Start of Information supplied

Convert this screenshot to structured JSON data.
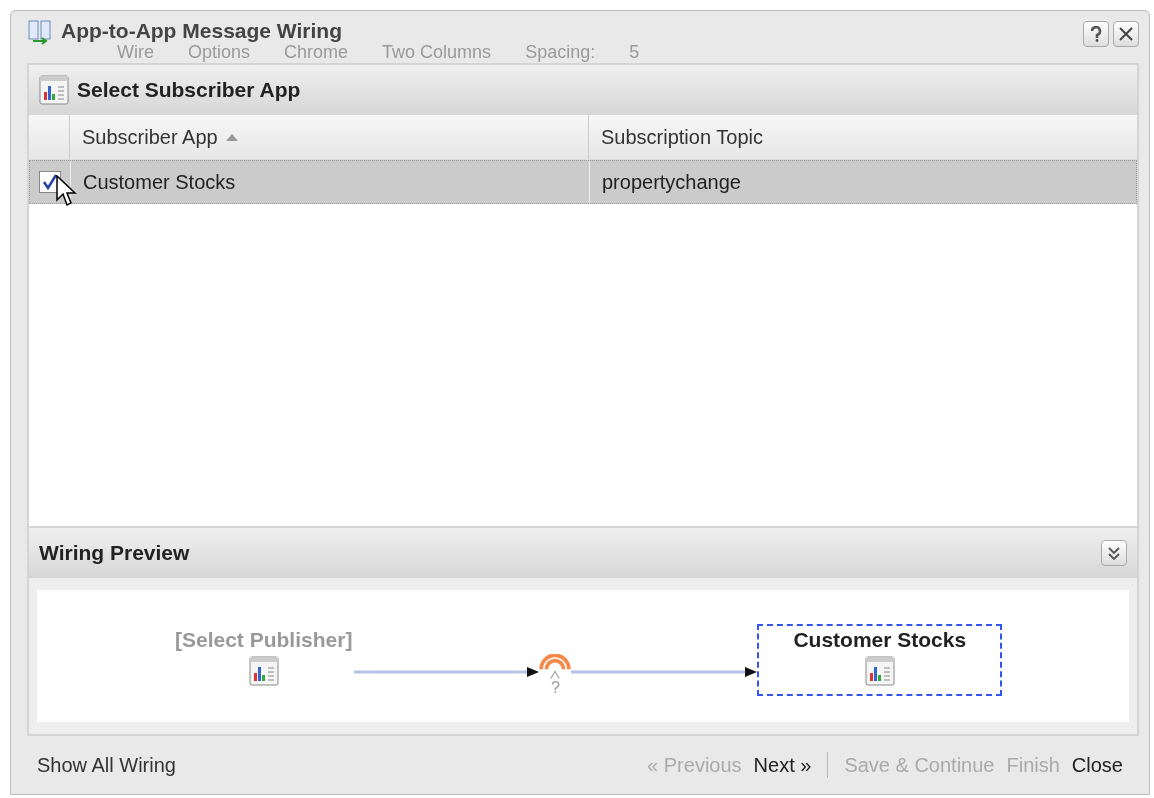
{
  "window": {
    "title": "App-to-App Message Wiring"
  },
  "background_toolbar": [
    "Wire",
    "Options",
    "Chrome",
    "Two Columns",
    "Spacing:",
    "5"
  ],
  "subscriber_panel": {
    "title": "Select Subscriber App",
    "table": {
      "columns": [
        {
          "label": "Subscriber App",
          "sorted": true
        },
        {
          "label": "Subscription Topic",
          "sorted": false
        }
      ],
      "rows": [
        {
          "checked": true,
          "selected": true,
          "cells": [
            "Customer Stocks",
            "propertychange"
          ]
        }
      ]
    }
  },
  "wiring_preview": {
    "title": "Wiring Preview",
    "channel_mark": "?",
    "publisher": {
      "label": "[Select Publisher]",
      "selected": false
    },
    "subscriber": {
      "label": "Customer Stocks",
      "selected": true
    }
  },
  "footer": {
    "link": "Show All Wiring",
    "nav_buttons": [
      {
        "label": "« Previous",
        "disabled": true
      },
      {
        "label": "Next »",
        "disabled": false
      }
    ],
    "action_buttons": [
      {
        "label": "Save & Continue",
        "disabled": true
      },
      {
        "label": "Finish",
        "disabled": true
      },
      {
        "label": "Close",
        "disabled": false
      }
    ]
  }
}
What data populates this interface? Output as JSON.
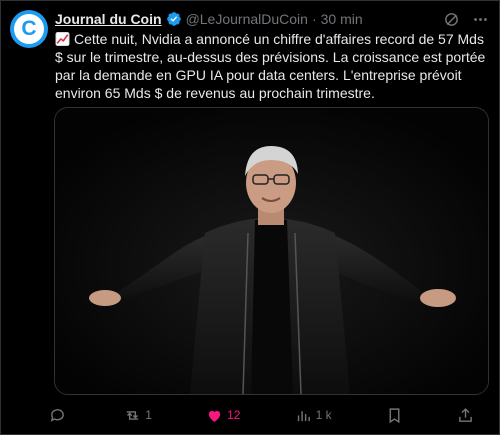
{
  "author": {
    "avatar_letter": "C",
    "name": "Journal du Coin",
    "handle": "@LeJournalDuCoin",
    "separator": "·",
    "time": "30 min"
  },
  "tweet": {
    "emoji_icon": "chart-increasing-icon",
    "text": "Cette nuit, Nvidia a annoncé un chiffre d'affaires record de 57 Mds $ sur le trimestre, au-dessus des prévisions. La croissance est portée par la demande en GPU IA pour data centers. L'entreprise prévoit environ 65 Mds $ de revenus au prochain trimestre."
  },
  "actions": {
    "reply_count": "",
    "retweet_count": "1",
    "like_count": "12",
    "views_count": "1 k"
  },
  "colors": {
    "accent": "#1d9bf0",
    "like": "#f91880",
    "muted": "#71767b"
  }
}
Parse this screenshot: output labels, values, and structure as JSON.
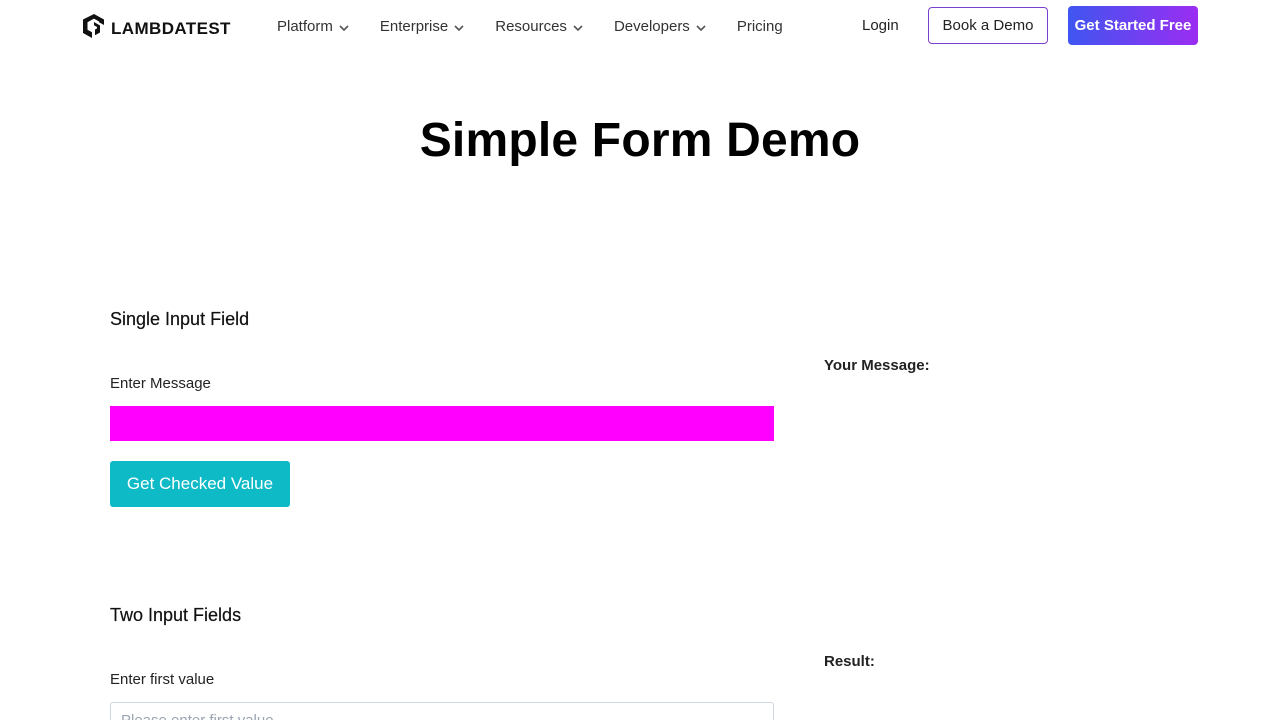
{
  "header": {
    "logo_text": "LAMBDATEST",
    "nav": [
      {
        "label": "Platform",
        "has_dropdown": true
      },
      {
        "label": "Enterprise",
        "has_dropdown": true
      },
      {
        "label": "Resources",
        "has_dropdown": true
      },
      {
        "label": "Developers",
        "has_dropdown": true
      },
      {
        "label": "Pricing",
        "has_dropdown": false
      }
    ],
    "login_label": "Login",
    "book_demo_label": "Book a Demo",
    "get_started_label": "Get Started Free"
  },
  "main": {
    "title": "Simple Form Demo",
    "single": {
      "section_title": "Single Input Field",
      "input_label": "Enter Message",
      "input_value": "",
      "button_label": "Get Checked Value",
      "output_label": "Your Message:"
    },
    "two": {
      "section_title": "Two Input Fields",
      "first_label": "Enter first value",
      "first_placeholder": "Please enter first value",
      "result_label": "Result:"
    }
  },
  "colors": {
    "accent_gradient_start": "#3f56f0",
    "accent_gradient_end": "#9b2df2",
    "highlight_input": "#ff00ff",
    "button_teal": "#0ebac5"
  },
  "icons": {
    "logo": "lambdatest-logo-icon",
    "dropdown": "chevron-down-icon"
  }
}
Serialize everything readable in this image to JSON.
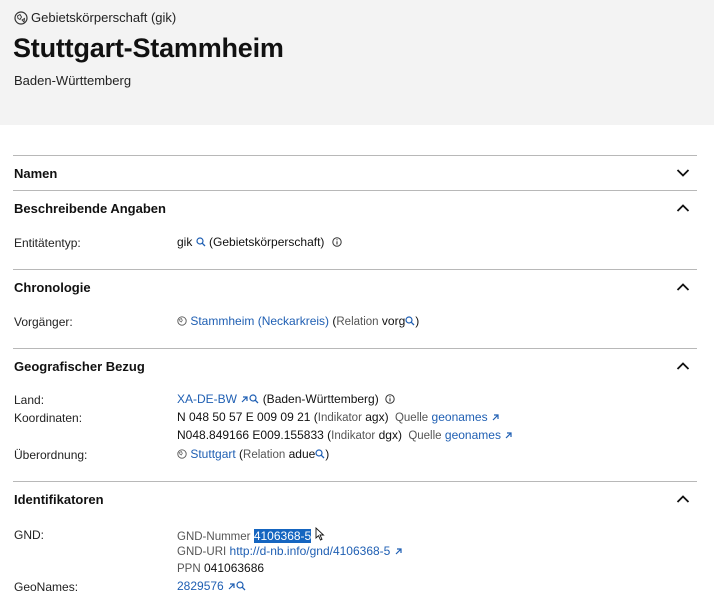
{
  "header": {
    "entity_type": "Gebietskörperschaft (gik)",
    "title": "Stuttgart-Stammheim",
    "subtitle": "Baden-Württemberg"
  },
  "sections": {
    "namen": {
      "title": "Namen"
    },
    "beschreibende": {
      "title": "Beschreibende Angaben",
      "entitaetentyp": {
        "label": "Entitätentyp:",
        "code": "gik",
        "text": "(Gebietskörperschaft)"
      }
    },
    "chronologie": {
      "title": "Chronologie",
      "vorgaenger": {
        "label": "Vorgänger:",
        "link": "Stammheim (Neckarkreis)",
        "relation_label": "Relation",
        "relation_value": "vorg"
      }
    },
    "geografisch": {
      "title": "Geografischer Bezug",
      "land": {
        "label": "Land:",
        "code": "XA-DE-BW",
        "text": "(Baden-Württemberg)"
      },
      "koordinaten": {
        "label": "Koordinaten:",
        "rows": [
          {
            "value": "N 048 50 57 E 009 09 21",
            "indicator_label": "Indikator",
            "indicator": "agx",
            "source_label": "Quelle",
            "source": "geonames"
          },
          {
            "value": "N048.849166 E009.155833",
            "indicator_label": "Indikator",
            "indicator": "dgx",
            "source_label": "Quelle",
            "source": "geonames"
          }
        ]
      },
      "ueberordnung": {
        "label": "Überordnung:",
        "link": "Stuttgart",
        "relation_label": "Relation",
        "relation_value": "adue"
      }
    },
    "identifikatoren": {
      "title": "Identifikatoren",
      "gnd": {
        "label": "GND:",
        "nummer_label": "GND-Nummer",
        "nummer": "4106368-5",
        "uri_label": "GND-URI",
        "uri": "http://d-nb.info/gnd/4106368-5",
        "ppn_label": "PPN",
        "ppn": "041063686"
      },
      "geonames": {
        "label": "GeoNames:",
        "value": "2829576"
      }
    }
  },
  "colors": {
    "link": "#1f5fb3",
    "header_bg": "#f3f3f3",
    "selection": "#1565c0"
  }
}
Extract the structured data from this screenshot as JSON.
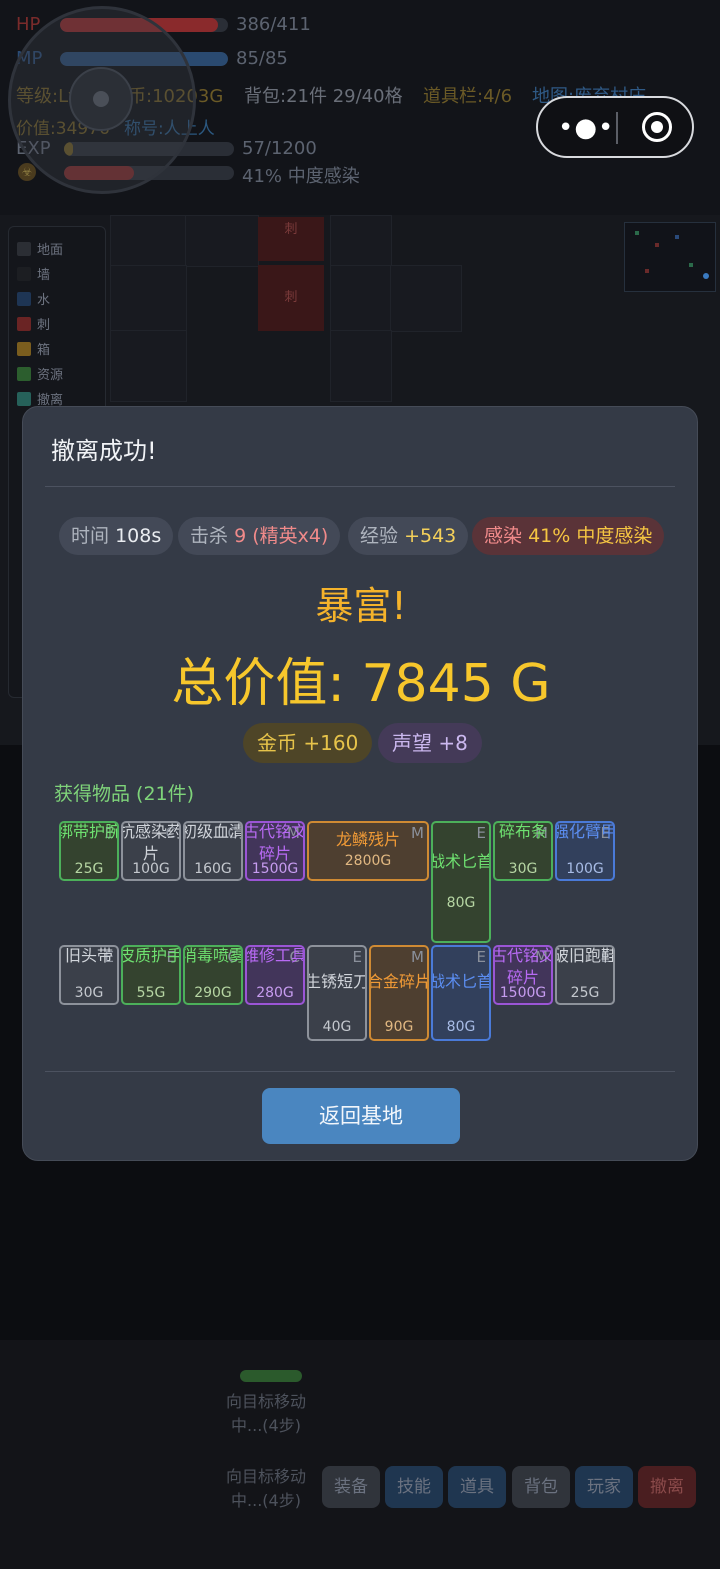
{
  "hud": {
    "hp_label": "HP",
    "hp_value": "386/411",
    "hp_fraction": 0.94,
    "mp_label": "MP",
    "mp_value": "85/85",
    "mp_fraction": 1.0,
    "level_text": "等级:Lv",
    "gold_text": "金币:10203G",
    "bag_text": "背包:21件 29/40格",
    "toolbar_text": "道具栏:4/6",
    "map_text": "地图:废弃村庄",
    "value_text": "价值:34976",
    "rank_text": "称号:人上人",
    "exp_label": "EXP",
    "exp_value": "57/1200",
    "exp_fraction": 0.05,
    "infect_value": "41% 中度感染",
    "infect_fraction": 0.41
  },
  "legend": [
    "地面",
    "墙",
    "水",
    "刺",
    "箱",
    "资源",
    "撤离"
  ],
  "legend_colors": [
    "#2b2e34",
    "#1c1e22",
    "#1e3554",
    "#6a2424",
    "#7a5d1e",
    "#2c5e2e",
    "#26615a"
  ],
  "map": {
    "spike_label": "刺"
  },
  "modal": {
    "title": "撤离成功!",
    "stats": {
      "time_label": "时间",
      "time_value": "108s",
      "kill_label": "击杀",
      "kill_value": "9 (精英x4)",
      "exp_label": "经验",
      "exp_value": "+543",
      "infect_label": "感染",
      "infect_value": "41% 中度感染"
    },
    "headline": "暴富!",
    "total": "总价值: 7845 G",
    "gold_label": "金币",
    "gold_value": "+160",
    "fame_label": "声望",
    "fame_value": "+8",
    "items_title": "获得物品 (21件)",
    "items": [
      {
        "name": "绑带护腕",
        "price": "25G",
        "rank": "E",
        "rarity": "green"
      },
      {
        "name": "抗感染药片",
        "price": "100G",
        "rank": "C",
        "rarity": "gray"
      },
      {
        "name": "初级血清",
        "price": "160G",
        "rank": "C",
        "rarity": "gray"
      },
      {
        "name": "古代铭文碎片",
        "price": "1500G",
        "rank": "M",
        "rarity": "purple"
      },
      {
        "name": "龙鳞残片",
        "price": "2800G",
        "rank": "M",
        "rarity": "orange"
      },
      {
        "name": "战术匕首",
        "price": "80G",
        "rank": "E",
        "rarity": "green"
      },
      {
        "name": "碎布条",
        "price": "30G",
        "rank": "M",
        "rarity": "green"
      },
      {
        "name": "强化臂甲",
        "price": "100G",
        "rank": "E",
        "rarity": "blue"
      },
      {
        "name": "旧头带",
        "price": "30G",
        "rank": "E",
        "rarity": "gray"
      },
      {
        "name": "皮质护手",
        "price": "55G",
        "rank": "E",
        "rarity": "green"
      },
      {
        "name": "消毒喷雾",
        "price": "290G",
        "rank": "C",
        "rarity": "green"
      },
      {
        "name": "维修工具",
        "price": "280G",
        "rank": "C",
        "rarity": "purple"
      },
      {
        "name": "生锈短刀",
        "price": "40G",
        "rank": "E",
        "rarity": "gray"
      },
      {
        "name": "合金碎片",
        "price": "90G",
        "rank": "M",
        "rarity": "orange"
      },
      {
        "name": "战术匕首",
        "price": "80G",
        "rank": "E",
        "rarity": "blue"
      },
      {
        "name": "古代铭文碎片",
        "price": "1500G",
        "rank": "M",
        "rarity": "purple"
      },
      {
        "name": "破旧跑鞋",
        "price": "25G",
        "rank": "E",
        "rarity": "gray"
      }
    ],
    "return_button": "返回基地"
  },
  "status_line_1": "向目标移动中...(4步)",
  "status_line_2": "向目标移动中...(4步)",
  "bottom_buttons": [
    "装备",
    "技能",
    "道具",
    "背包",
    "玩家",
    "撤离"
  ]
}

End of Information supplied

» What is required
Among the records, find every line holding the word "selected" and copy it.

» Answer to this problem
          "selected": true,
      "selected": false
      "selected": true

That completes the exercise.